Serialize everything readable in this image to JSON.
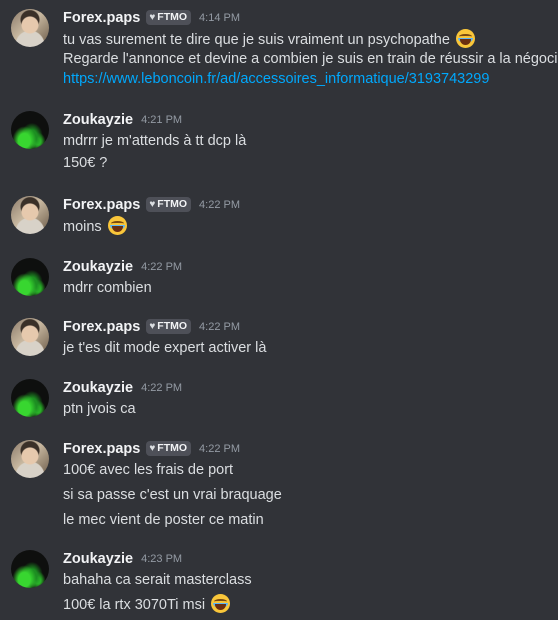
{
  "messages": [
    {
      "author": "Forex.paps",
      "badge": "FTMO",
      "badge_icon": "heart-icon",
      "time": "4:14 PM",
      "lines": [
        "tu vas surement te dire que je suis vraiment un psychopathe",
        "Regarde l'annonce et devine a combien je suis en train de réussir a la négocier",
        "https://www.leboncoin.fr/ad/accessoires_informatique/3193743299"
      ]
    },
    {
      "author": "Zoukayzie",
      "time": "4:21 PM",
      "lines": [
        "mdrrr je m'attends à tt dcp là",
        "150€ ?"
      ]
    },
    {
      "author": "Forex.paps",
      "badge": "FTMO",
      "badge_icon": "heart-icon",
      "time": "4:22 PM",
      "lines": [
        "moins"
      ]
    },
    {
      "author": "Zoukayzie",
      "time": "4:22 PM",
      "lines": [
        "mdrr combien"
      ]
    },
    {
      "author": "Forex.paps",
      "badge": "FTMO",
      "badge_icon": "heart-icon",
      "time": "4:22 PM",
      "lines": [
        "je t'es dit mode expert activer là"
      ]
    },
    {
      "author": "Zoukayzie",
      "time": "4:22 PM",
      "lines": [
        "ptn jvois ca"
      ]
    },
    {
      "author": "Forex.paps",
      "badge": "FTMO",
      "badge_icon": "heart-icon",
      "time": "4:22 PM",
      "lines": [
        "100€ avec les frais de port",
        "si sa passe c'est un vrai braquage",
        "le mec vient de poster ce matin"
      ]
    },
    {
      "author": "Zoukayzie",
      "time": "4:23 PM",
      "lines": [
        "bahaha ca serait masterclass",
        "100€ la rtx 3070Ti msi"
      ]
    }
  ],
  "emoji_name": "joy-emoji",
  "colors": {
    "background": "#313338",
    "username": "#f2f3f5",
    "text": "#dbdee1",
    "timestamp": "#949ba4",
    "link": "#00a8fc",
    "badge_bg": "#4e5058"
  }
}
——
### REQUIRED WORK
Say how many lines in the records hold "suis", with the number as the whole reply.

### TASK OUTPUT
2